George Mokate Ramafoku is the only person, banished post-1948, who was also banished prior to 1948.
His banishment order, of 8 May 1935, notes that Chief Solomon Mabi made complaints against fifteen members of the community and that an inquiry was held at Pilansberg, Western Transvaal (now North West Province) on 25 March 1935.
The 15 members were alleged to be ‘creating a feeling of hostility’ against Chief Solomon Mabi; ‘usurping’ his powers; ‘interfering’ in community ‘matters to the detriment of the Batlako’; ‘opposing the said Chief and his councillors in”¦administrative matters’; ‘holding meetings in conflict with recognised tribal law and custom’; ‘insulting the said Chief at public meetings’ and ‘failing to attend”¦meetings when summoned’ by the Chief.
Ramafoku was accused of being one of six main antagonists and it was recommended that he and the other 14 community members should be banished.
An order of 9 September 1949, again banished Ramafoku, the previous order being revoked on 14 May 1952. Acting Chief Mokgatle Mabe’s service was terminated and Jeremiah Mabe was appointed Chief. During Mogatle Mabe’s reign, there were ‘reports of victimisation, strong-arm methods, and hut-burnings.’
Another order, dated 19 December 1955, which banished Ramafoku from Mabieskraal (Pilansberg), Rustenburg District, Western Transvaal (now North West Province) to Vryburg, Western Transvaal (now North West Province) was rejected by the Supreme Court on the basis that ‘the Natives concerned were not afforded the opportunity of showing cause why they should not be removed.’
Following an amendment to the 1927 Native Administration Act, which allowed the government to banish people without giving prior notice, Ramafoku was then banished to Driefontein Native Trust Farm,Vryburg District on 6 June 1956.
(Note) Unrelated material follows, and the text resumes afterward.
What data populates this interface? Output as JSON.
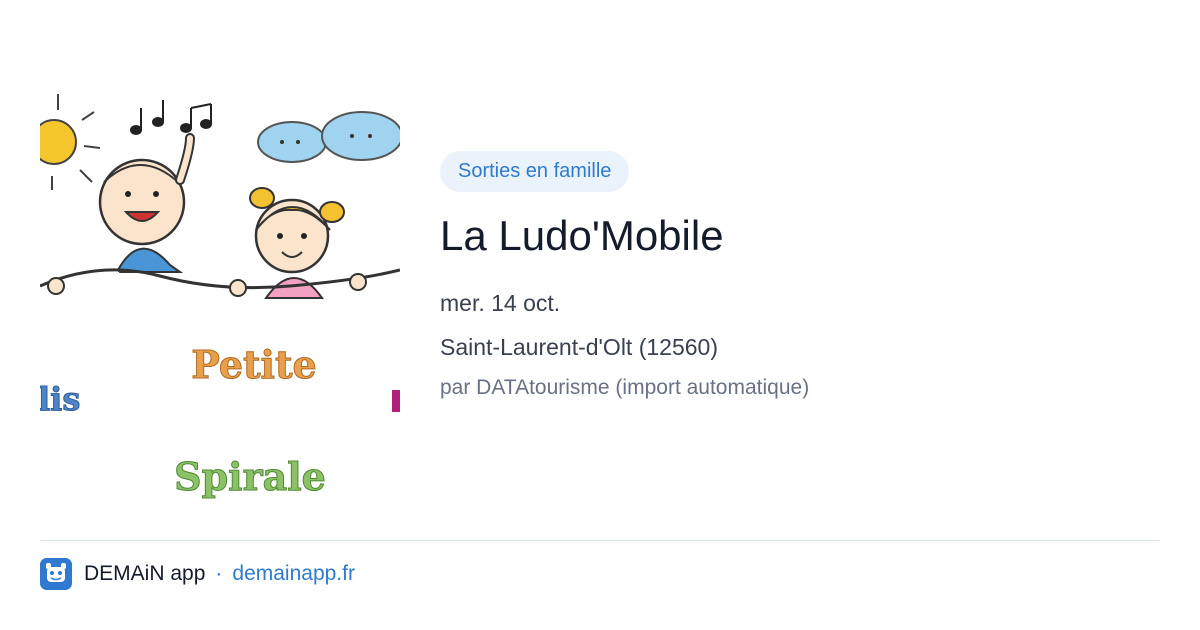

He died of cancer on 18 December 1970, in a hospital at Vryburg. There is no evidence that his order of 6 June 1956 was ever revoked.